### Task to complete
Work out how many lines of the data below hold the string "title". Answer with that number alone.

### Data section
Segment Open

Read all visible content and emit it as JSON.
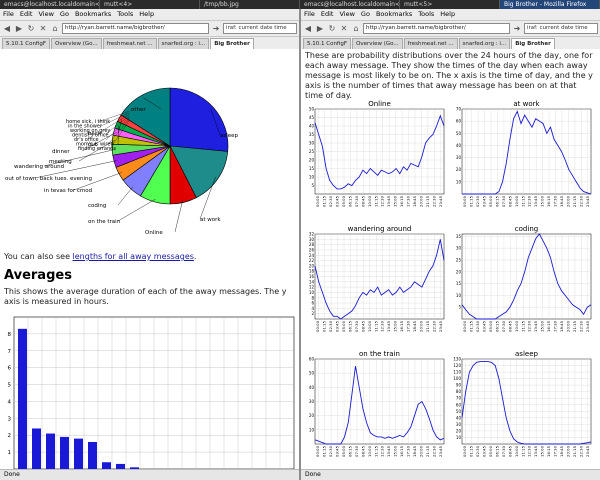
{
  "taskbar": [
    "emacs@localhost.localdomain<1>",
    "mutt<4>",
    "/tmp/bb.jpg",
    "emacs@localhost.localdomain<2>",
    "mutt<5>",
    "Big Brother - Mozilla Firefox"
  ],
  "left": {
    "menu": [
      "File",
      "Edit",
      "View",
      "Go",
      "Bookmarks",
      "Tools",
      "Help"
    ],
    "url": "http://ryan.barrett.name/bigbrother/",
    "search": "iraf: current date time",
    "tabs": [
      "5.10.1 ConfigF",
      "Overview (Go...",
      "freshmeat.net ...",
      "snarfed.org : i...",
      "Big Brother"
    ],
    "pie": {
      "title": "",
      "slices": [
        {
          "label": "asleep",
          "color": "#1f1fe0"
        },
        {
          "label": "at work",
          "color": "#1f8c8c"
        },
        {
          "label": "Online",
          "color": "#e00000"
        },
        {
          "label": "on the train",
          "color": "#50ff50"
        },
        {
          "label": "coding",
          "color": "#8080ff"
        },
        {
          "label": "in tevas for cmod",
          "color": "#ff8c1a"
        },
        {
          "label": "out of town, back tues. evening",
          "color": "#a020f0"
        },
        {
          "label": "wandering around",
          "color": "#60e060"
        },
        {
          "label": "meeting",
          "color": "#c0c000"
        },
        {
          "label": "dinner",
          "color": "#ff60ff"
        },
        {
          "label": "out",
          "color": "#00b050"
        },
        {
          "label": "back",
          "color": "#ff4040"
        },
        {
          "label": "other",
          "color": "#008080"
        }
      ],
      "crowded_labels": [
        "home sick, i think",
        "in the shower",
        "working on grey",
        "dentist's office",
        "dr's office",
        "mom's is wired",
        "finding errands"
      ]
    },
    "link_prefix": "You can also see ",
    "link_text": "lengths for all away messages",
    "link_suffix": ".",
    "heading": "Averages",
    "desc": "This shows the average duration of each of the away messages. The y axis is measured in hours.",
    "status": "Done",
    "chart_data": {
      "type": "bar",
      "ylim": [
        0,
        9
      ],
      "yticks": [
        "1",
        "2",
        "3",
        "4",
        "5",
        "6",
        "7",
        "8"
      ],
      "values": [
        8.3,
        2.4,
        2.1,
        1.9,
        1.8,
        1.6,
        0.4,
        0.3,
        0.1
      ]
    }
  },
  "right": {
    "menu": [
      "File",
      "Edit",
      "View",
      "Go",
      "Bookmarks",
      "Tools",
      "Help"
    ],
    "url": "http://ryan.barrett.name/bigbrother/",
    "search": "iraf: current date time",
    "tabs": [
      "5.10.1 ConfigF",
      "Overview (Go...",
      "freshmeat.net ...",
      "snarfed.org : i...",
      "Big Brother"
    ],
    "intro": "These are probability distributions over the 24 hours of the day, one for each away message. They show the times of the day when each away message is most likely to be on. The x axis is the time of day, and the y axis is the number of times that away message has been on at that time of day.",
    "status": "Done",
    "xticks": [
      "00:00",
      "01:15",
      "02:30",
      "03:45",
      "05:00",
      "06:15",
      "07:30",
      "08:45",
      "10:00",
      "11:15",
      "12:30",
      "13:45",
      "15:00",
      "16:15",
      "17:30",
      "18:45",
      "20:00",
      "21:15",
      "22:30",
      "23:45"
    ],
    "charts": [
      {
        "title": "Online",
        "ylim": [
          0,
          50
        ],
        "yticks": [
          "5",
          "10",
          "15",
          "20",
          "25",
          "30",
          "35",
          "40",
          "45",
          "50"
        ],
        "values": [
          42,
          35,
          28,
          15,
          8,
          5,
          3,
          3,
          4,
          6,
          5,
          8,
          10,
          14,
          12,
          15,
          13,
          11,
          14,
          13,
          12,
          13,
          15,
          12,
          16,
          14,
          18,
          17,
          16,
          22,
          30,
          33,
          35,
          40,
          46,
          40
        ]
      },
      {
        "title": "at work",
        "ylim": [
          0,
          70
        ],
        "yticks": [
          "10",
          "20",
          "30",
          "40",
          "50",
          "60",
          "70"
        ],
        "values": [
          0,
          0,
          0,
          0,
          0,
          0,
          0,
          0,
          0,
          0,
          2,
          10,
          25,
          45,
          62,
          68,
          58,
          65,
          60,
          55,
          62,
          60,
          58,
          50,
          55,
          45,
          40,
          35,
          28,
          20,
          15,
          10,
          5,
          2,
          1,
          0
        ]
      },
      {
        "title": "wandering around",
        "ylim": [
          0,
          32
        ],
        "yticks": [
          "2",
          "4",
          "6",
          "8",
          "10",
          "12",
          "14",
          "16",
          "18",
          "20",
          "22",
          "24",
          "26",
          "28",
          "30",
          "32"
        ],
        "values": [
          20,
          14,
          10,
          6,
          3,
          1,
          1,
          0,
          1,
          2,
          3,
          5,
          8,
          10,
          9,
          11,
          10,
          12,
          9,
          10,
          11,
          9,
          10,
          12,
          10,
          11,
          12,
          14,
          13,
          12,
          15,
          18,
          20,
          24,
          30,
          22
        ]
      },
      {
        "title": "coding",
        "ylim": [
          0,
          36
        ],
        "yticks": [
          "5",
          "10",
          "15",
          "20",
          "25",
          "30",
          "35"
        ],
        "values": [
          6,
          4,
          2,
          1,
          0,
          0,
          0,
          0,
          0,
          0,
          1,
          2,
          3,
          5,
          8,
          12,
          15,
          20,
          26,
          30,
          34,
          36,
          33,
          30,
          26,
          20,
          15,
          12,
          10,
          8,
          6,
          5,
          4,
          2,
          5,
          6
        ]
      },
      {
        "title": "on the train",
        "ylim": [
          0,
          60
        ],
        "yticks": [
          "10",
          "20",
          "30",
          "40",
          "50",
          "60"
        ],
        "values": [
          3,
          2,
          1,
          0,
          0,
          0,
          0,
          0,
          5,
          15,
          35,
          55,
          40,
          25,
          15,
          8,
          6,
          5,
          5,
          4,
          5,
          4,
          5,
          6,
          5,
          8,
          12,
          20,
          28,
          30,
          25,
          18,
          10,
          5,
          3,
          4
        ]
      },
      {
        "title": "asleep",
        "ylim": [
          0,
          130
        ],
        "yticks": [
          "10",
          "20",
          "30",
          "40",
          "50",
          "60",
          "70",
          "80",
          "90",
          "100",
          "110",
          "120",
          "130"
        ],
        "values": [
          40,
          80,
          110,
          120,
          125,
          126,
          126,
          126,
          125,
          120,
          100,
          70,
          40,
          20,
          8,
          3,
          1,
          0,
          0,
          0,
          0,
          0,
          0,
          0,
          0,
          0,
          0,
          0,
          0,
          0,
          0,
          0,
          0,
          1,
          2,
          3
        ]
      }
    ]
  }
}
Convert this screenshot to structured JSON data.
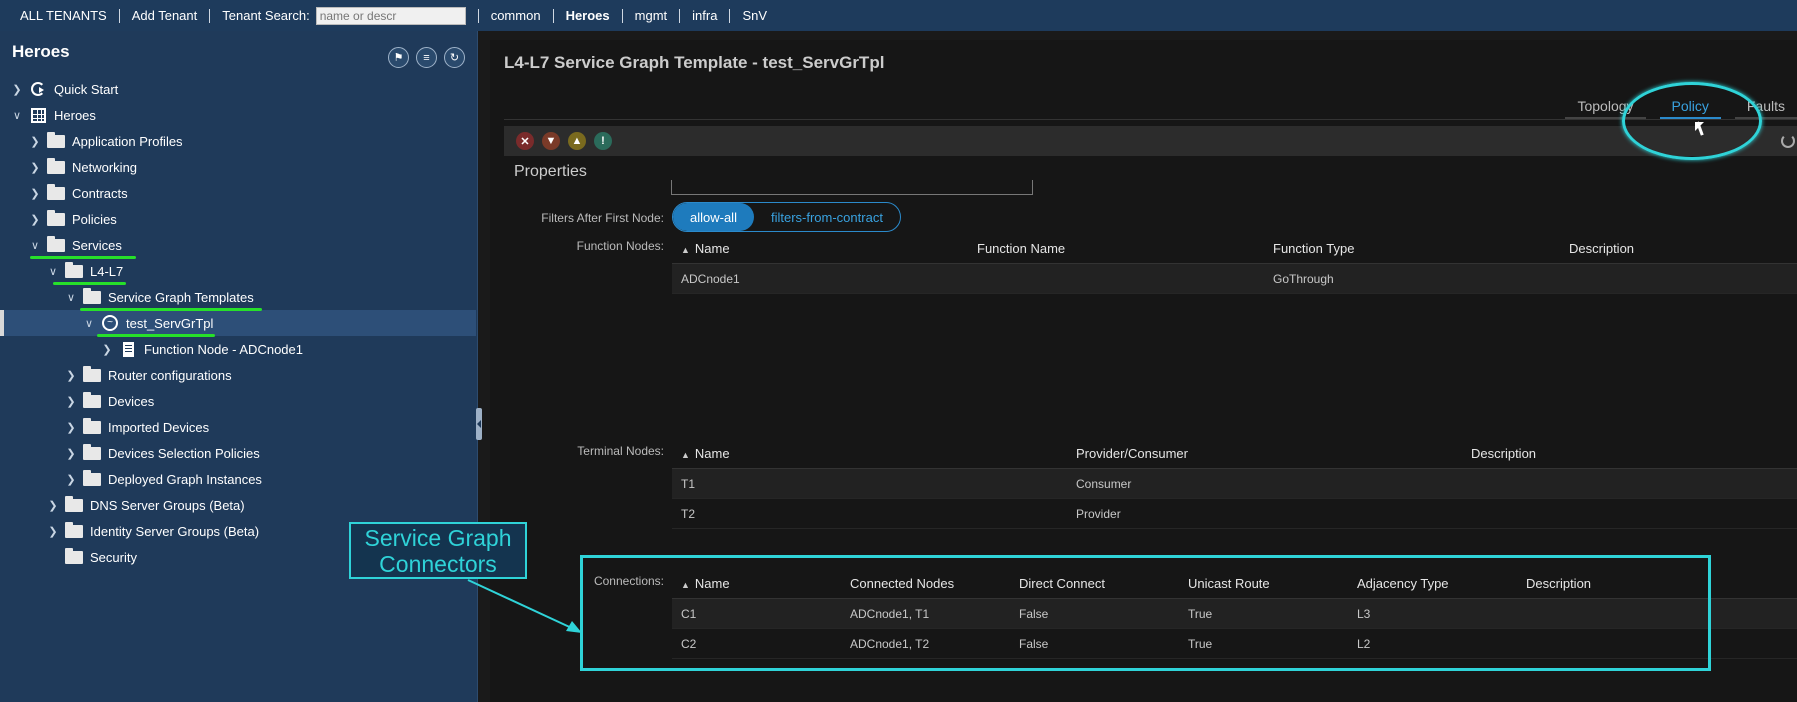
{
  "topbar": {
    "all_tenants": "ALL TENANTS",
    "add_tenant": "Add Tenant",
    "search_label": "Tenant Search:",
    "search_placeholder": "name or descr",
    "tenants": [
      "common",
      "Heroes",
      "mgmt",
      "infra",
      "SnV"
    ],
    "active_tenant": "Heroes"
  },
  "nav": {
    "title": "Heroes",
    "quick_start": "Quick Start",
    "tenant": "Heroes",
    "application_profiles": "Application Profiles",
    "networking": "Networking",
    "contracts": "Contracts",
    "policies": "Policies",
    "services": "Services",
    "l4l7": "L4-L7",
    "sgt": "Service Graph Templates",
    "graph": "test_ServGrTpl",
    "function_node": "Function Node - ADCnode1",
    "router_configurations": "Router configurations",
    "devices": "Devices",
    "imported_devices": "Imported Devices",
    "devices_selection_policies": "Devices Selection Policies",
    "deployed_graph_instances": "Deployed Graph Instances",
    "dns_server_groups": "DNS Server Groups (Beta)",
    "identity_server_groups": "Identity Server Groups (Beta)",
    "security": "Security"
  },
  "main": {
    "title": "L4-L7 Service Graph Template - test_ServGrTpl",
    "tabs": {
      "topology": "Topology",
      "policy": "Policy",
      "faults": "Faults"
    },
    "active_tab": "Policy",
    "properties": "Properties",
    "filters_label": "Filters After First Node:",
    "filter_options": {
      "allow_all": "allow-all",
      "from_contract": "filters-from-contract"
    },
    "filter_selected": "allow-all",
    "function_nodes": {
      "label": "Function Nodes:",
      "headers": {
        "name": "Name",
        "function_name": "Function Name",
        "function_type": "Function Type",
        "description": "Description"
      },
      "rows": [
        {
          "name": "ADCnode1",
          "function_name": "",
          "function_type": "GoThrough",
          "description": ""
        }
      ]
    },
    "terminal_nodes": {
      "label": "Terminal Nodes:",
      "headers": {
        "name": "Name",
        "provider_consumer": "Provider/Consumer",
        "description": "Description"
      },
      "rows": [
        {
          "name": "T1",
          "provider_consumer": "Consumer",
          "description": ""
        },
        {
          "name": "T2",
          "provider_consumer": "Provider",
          "description": ""
        }
      ]
    },
    "connections": {
      "label": "Connections:",
      "headers": {
        "name": "Name",
        "connected_nodes": "Connected Nodes",
        "direct_connect": "Direct Connect",
        "unicast_route": "Unicast Route",
        "adjacency_type": "Adjacency Type",
        "description": "Description"
      },
      "rows": [
        {
          "name": "C1",
          "connected_nodes": "ADCnode1, T1",
          "direct_connect": "False",
          "unicast_route": "True",
          "adjacency_type": "L3",
          "description": ""
        },
        {
          "name": "C2",
          "connected_nodes": "ADCnode1, T2",
          "direct_connect": "False",
          "unicast_route": "True",
          "adjacency_type": "L2",
          "description": ""
        }
      ]
    }
  },
  "annotation": {
    "line1": "Service Graph",
    "line2": "Connectors"
  },
  "colors": {
    "annotation": "#2fd3d8",
    "highlight_underline": "#27e02a",
    "accent": "#2b8acb",
    "nav_bg": "#1f3a5a"
  },
  "icons": {
    "toolbar": [
      "critical-fault-icon",
      "major-fault-icon",
      "minor-fault-icon",
      "warning-fault-icon"
    ],
    "nav_tools": [
      "flag-icon",
      "list-icon",
      "refresh-icon"
    ]
  }
}
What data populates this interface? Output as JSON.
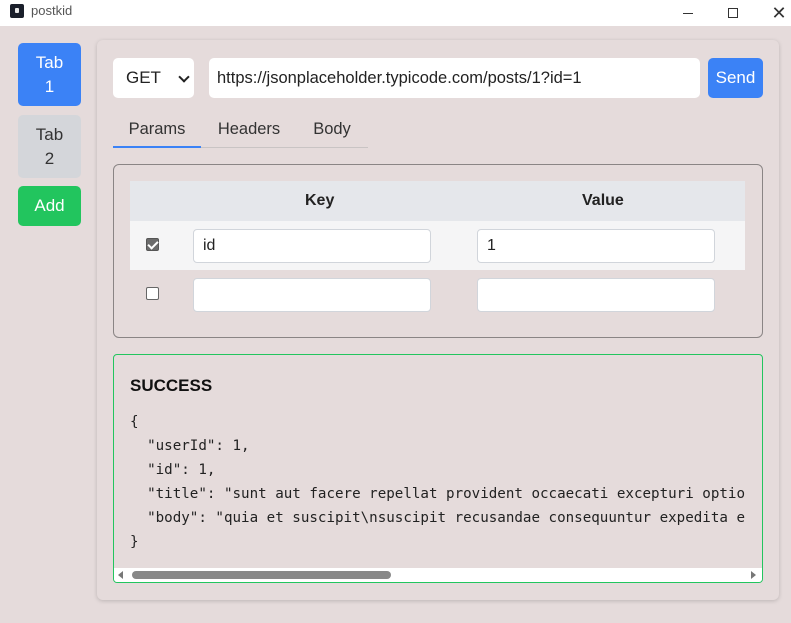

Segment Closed

### Your solution
9